Christine was partying it up in Dayton Beach in 1993. She hit several night clubs the evening of April 10th and was never seen alive again. There was nothing for cops to go on, other than a vague description of a man she was seen with that night. Nothing ever came of it. Seventeen years later, her killer confessed after having a religious epiphany. Romalis Gordon, 38, recounted Lazzaro’s murder in great detail, telling investigators that he had arrived in Florida three or four months before the killing and was using an alias because he was wanted for armed robbery.He said he struck up a conversation with the victim at a nightclub and then they left together. Eventually, they ended up in Gordon’s motel room in the DeBary area, where the two had sex. Afterwards, he went into the bathroom to do some cocaine. When he came out of the bathroom, he found Lazzaro going through a pouch containing his fake IDs.
Fueled by the alcohol and cocaine, Gordon said he became paranoid and feared that Lazzaro was going to turn him in. So, he decided to kill her. He told Lazzaro that he was going to drive her back to Daytona Beach, but instead pulled off to the side of the road in DeBary, ordered Lazzaro out of the car and then got out after her and shot her dead.
Kim Vaccaro and Lisa Eisman
On March 29, 1985, Kim Vaccaro and Lisa Eisman, 20-year-old students from State University College were headed to Fort Lauderdale for spring break to meet up with a friend who had already arrived. They hadn’t told their families they planned to hitchhike. Armed with only kitchen knives for protection, Kim and Lisa climbed aboard a big rig for a ride. They’re known to have made it safely to Maryland, where Lisa sent a postcard to her boyfriend.
Four days after leaving they were discovered near a Tampa river. They were both beaten so badly that they had to be identified through dental records. It was determined that Kim and Lisa’s bodies had been in the water for two days. They were clad only in T-shirts. Their cash and other possessions were missing. The truck driver who picked them up was never identified.
Thirty years later, the murders remain a mystery.
Just before midnight Tuesday, March 13, 1973, 20-year-old Sarah Ann Ottens was found dead in room 429 of Rienow Hall at the University of Iowa in Iowa City. She was lying partially naked on the floor under a clean bed sheet with her clothes strewn about the room. She died of suffocation from severely swollen neck injuries. She was also struck on the face and chest, possibly with a broom handle found lying nearby. The killer had washed her face and hair and left bloody water in the room’s sink. Sarah was found by Brenda Simpson, a student from Waterloo, who was the only other resident staying on the 4th floor in the coeducational dormitory during the university’s spring break.

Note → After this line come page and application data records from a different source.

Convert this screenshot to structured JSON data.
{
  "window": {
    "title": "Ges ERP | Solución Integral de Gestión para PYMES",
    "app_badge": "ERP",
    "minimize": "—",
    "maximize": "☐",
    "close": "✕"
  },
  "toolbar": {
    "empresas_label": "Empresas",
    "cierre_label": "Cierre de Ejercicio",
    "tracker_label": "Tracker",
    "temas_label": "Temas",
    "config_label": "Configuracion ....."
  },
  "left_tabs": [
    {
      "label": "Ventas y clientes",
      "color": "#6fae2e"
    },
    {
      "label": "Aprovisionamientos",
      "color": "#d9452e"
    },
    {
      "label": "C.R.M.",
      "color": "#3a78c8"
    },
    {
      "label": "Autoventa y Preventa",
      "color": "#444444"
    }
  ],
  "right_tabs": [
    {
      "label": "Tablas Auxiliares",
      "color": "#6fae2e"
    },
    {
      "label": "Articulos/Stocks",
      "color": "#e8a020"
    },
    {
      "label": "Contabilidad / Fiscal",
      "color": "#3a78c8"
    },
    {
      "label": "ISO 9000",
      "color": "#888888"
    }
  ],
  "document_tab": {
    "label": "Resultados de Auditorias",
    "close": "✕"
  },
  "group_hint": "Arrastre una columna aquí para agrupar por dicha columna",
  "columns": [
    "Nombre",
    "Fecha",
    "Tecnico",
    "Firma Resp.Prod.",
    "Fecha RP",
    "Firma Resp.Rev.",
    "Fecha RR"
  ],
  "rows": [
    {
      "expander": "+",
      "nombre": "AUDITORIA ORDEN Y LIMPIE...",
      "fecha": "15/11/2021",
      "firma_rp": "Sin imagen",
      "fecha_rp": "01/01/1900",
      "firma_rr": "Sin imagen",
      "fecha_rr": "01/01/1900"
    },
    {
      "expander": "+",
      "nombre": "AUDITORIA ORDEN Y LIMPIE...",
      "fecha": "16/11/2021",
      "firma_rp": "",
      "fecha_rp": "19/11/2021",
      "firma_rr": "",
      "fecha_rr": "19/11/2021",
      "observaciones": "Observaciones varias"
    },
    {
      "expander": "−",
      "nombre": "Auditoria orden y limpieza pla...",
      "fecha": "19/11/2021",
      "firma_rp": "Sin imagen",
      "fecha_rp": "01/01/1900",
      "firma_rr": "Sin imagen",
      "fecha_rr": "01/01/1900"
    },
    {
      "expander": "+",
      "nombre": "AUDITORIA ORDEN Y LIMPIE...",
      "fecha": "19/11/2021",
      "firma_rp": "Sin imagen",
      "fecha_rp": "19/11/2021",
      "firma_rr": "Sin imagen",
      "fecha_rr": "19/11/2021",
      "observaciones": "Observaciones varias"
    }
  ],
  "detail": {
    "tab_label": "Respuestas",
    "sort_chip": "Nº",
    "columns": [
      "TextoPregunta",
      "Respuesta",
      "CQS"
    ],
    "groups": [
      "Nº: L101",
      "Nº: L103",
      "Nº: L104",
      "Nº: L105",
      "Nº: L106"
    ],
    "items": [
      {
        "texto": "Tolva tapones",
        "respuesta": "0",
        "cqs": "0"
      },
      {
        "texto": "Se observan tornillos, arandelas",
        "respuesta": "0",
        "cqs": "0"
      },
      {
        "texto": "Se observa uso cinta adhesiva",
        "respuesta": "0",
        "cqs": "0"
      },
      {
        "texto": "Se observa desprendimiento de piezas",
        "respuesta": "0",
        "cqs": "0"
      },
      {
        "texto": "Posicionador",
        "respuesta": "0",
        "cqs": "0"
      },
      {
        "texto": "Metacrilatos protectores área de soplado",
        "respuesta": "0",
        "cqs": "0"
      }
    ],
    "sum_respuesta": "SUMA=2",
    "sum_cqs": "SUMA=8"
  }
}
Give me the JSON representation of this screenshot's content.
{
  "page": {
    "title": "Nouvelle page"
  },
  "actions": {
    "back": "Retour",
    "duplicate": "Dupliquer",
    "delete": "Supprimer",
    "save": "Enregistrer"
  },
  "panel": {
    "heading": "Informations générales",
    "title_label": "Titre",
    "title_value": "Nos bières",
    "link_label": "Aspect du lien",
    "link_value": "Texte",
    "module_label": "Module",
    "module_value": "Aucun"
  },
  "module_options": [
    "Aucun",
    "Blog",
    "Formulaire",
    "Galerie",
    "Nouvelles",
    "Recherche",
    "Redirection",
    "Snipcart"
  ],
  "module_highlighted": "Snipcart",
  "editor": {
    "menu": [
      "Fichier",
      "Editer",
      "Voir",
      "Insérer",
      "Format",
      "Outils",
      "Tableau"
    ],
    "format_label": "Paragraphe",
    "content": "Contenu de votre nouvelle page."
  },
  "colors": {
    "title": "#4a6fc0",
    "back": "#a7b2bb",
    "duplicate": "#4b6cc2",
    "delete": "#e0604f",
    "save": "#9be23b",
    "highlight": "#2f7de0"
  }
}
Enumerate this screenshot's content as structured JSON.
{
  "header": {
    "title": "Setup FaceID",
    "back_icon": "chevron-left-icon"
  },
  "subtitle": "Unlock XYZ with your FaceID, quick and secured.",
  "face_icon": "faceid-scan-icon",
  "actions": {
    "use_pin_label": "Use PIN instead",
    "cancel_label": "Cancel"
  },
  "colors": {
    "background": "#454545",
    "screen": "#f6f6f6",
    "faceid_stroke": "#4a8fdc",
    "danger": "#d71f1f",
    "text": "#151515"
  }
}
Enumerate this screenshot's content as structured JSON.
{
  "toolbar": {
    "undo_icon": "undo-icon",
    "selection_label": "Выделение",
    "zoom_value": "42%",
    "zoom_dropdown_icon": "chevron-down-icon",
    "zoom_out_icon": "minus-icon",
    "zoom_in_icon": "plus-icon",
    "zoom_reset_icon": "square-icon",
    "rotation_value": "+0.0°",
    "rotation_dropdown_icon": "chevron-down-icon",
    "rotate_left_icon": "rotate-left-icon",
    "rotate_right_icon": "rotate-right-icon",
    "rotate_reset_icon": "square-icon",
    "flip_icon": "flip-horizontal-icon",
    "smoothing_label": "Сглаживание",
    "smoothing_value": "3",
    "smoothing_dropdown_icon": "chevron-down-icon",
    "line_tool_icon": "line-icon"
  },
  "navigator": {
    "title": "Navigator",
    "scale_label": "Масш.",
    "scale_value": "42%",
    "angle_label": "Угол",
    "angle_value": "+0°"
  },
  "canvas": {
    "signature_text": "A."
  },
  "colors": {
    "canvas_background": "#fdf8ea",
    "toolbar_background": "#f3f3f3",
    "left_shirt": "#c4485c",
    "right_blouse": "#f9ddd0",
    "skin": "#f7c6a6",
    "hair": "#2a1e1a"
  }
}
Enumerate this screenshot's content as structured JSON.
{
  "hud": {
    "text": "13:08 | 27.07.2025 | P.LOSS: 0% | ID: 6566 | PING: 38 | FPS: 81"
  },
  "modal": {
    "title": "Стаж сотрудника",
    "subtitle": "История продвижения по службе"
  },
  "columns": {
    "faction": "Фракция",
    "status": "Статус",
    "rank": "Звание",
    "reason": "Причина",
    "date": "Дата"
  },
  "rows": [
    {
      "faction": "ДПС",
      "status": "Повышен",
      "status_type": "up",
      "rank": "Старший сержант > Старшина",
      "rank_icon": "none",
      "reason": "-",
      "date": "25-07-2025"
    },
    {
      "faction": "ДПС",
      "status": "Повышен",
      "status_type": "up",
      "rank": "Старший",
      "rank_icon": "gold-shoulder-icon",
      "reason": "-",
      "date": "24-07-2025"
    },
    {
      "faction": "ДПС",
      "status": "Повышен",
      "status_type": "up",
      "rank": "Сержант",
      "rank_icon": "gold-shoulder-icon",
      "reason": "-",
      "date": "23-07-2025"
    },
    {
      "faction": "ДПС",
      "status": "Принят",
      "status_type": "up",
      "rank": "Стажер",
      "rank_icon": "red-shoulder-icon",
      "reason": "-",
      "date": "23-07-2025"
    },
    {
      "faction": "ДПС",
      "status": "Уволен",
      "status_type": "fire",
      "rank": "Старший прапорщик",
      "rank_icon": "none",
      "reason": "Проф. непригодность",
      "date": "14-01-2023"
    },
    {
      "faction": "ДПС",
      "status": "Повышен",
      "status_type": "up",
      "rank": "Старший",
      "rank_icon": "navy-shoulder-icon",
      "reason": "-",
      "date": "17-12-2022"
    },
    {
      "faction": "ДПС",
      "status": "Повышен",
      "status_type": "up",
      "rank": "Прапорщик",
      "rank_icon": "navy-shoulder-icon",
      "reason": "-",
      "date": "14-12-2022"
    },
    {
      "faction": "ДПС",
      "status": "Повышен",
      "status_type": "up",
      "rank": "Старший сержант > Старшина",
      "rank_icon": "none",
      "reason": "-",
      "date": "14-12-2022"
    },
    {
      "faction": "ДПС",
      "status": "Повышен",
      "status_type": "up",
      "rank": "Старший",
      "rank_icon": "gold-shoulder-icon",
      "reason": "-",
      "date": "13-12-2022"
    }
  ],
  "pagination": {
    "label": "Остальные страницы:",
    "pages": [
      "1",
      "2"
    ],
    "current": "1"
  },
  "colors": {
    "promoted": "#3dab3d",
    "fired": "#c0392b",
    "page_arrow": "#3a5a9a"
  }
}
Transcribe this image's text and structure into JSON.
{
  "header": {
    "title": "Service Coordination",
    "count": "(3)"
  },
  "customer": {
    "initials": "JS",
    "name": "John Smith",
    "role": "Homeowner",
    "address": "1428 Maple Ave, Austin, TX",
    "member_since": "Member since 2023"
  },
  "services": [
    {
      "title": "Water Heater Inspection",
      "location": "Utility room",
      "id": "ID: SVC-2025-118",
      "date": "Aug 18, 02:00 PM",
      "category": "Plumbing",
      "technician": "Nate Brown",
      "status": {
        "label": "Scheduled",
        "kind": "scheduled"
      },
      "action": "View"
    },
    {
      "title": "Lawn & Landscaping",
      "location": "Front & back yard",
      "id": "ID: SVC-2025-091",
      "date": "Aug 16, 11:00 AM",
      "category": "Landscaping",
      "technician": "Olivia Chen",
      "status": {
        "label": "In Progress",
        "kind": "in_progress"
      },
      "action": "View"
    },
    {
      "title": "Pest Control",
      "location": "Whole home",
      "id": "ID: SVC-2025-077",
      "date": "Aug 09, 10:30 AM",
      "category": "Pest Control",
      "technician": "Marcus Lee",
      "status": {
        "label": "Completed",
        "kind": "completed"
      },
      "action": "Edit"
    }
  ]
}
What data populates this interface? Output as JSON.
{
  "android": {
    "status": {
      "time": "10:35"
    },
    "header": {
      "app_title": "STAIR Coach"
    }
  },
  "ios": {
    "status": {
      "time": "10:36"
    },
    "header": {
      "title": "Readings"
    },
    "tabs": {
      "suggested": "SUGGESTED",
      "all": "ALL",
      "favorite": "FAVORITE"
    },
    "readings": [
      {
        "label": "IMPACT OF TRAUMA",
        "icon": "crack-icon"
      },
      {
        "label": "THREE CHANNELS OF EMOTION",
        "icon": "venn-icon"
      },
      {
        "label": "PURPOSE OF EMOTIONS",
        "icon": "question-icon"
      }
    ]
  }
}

A Grand Jury indicted 20-year-old James Wendall Hall for the murder. He was a part-time University of Iowa student from Toledo, Ohio, and a former football player who lived in a dorm across the street from where Sarah Ottens’s body was found. He was arrested on Wednesday, September 19, 1973. His bond hearing was attended by a large support group, mostly of Iowa City’s black community and fellow athletes. His bail was set at $50,000, which he could not raise. In December of 1973, he was charged with forgery in a separate case.
At Hall’s May 1974 trial, the Prosecution introduced hair evidence; the Iowa Bureau of Criminal Investigation Lab said hair on Ottens’s body matched Hall’s and that hair on Hall’s shoe matched Ottens’s. A bloody fingerprint on a faucet in the murder room was identified as Hall’s. He was found guilty of second-degree murder and sentenced to 50 years.
Appeals began shortly afterwards. Witnesses came forward saying that “most” jurors consumed alcohol with their supper at the University Athletic Club before going back for two hours of deliberation and finding Hall guilty. The defense claimed there was “a mystery man” seen with Ottens that day who was not black. There were also allegations of racial statements made during Grand Jury proceedings, as well as an alleged juror’s remark that Hall was guilty before a verdict was reached.In late November 1983, Hall’s conviction was over-turned because the prosecution had withheld evidence. Hall was released from John Bennett Correctional Center at Fort Madison, Iowa, after spending seven years in prison for the murder. No one else was ever charged with the crime.
In 1993, a Davenport, Iowa, jury convicted James Wendall Hall of strangling 31-year-old Susan Hajek in Cedar Rapids, Iowa, on March 20, 1992.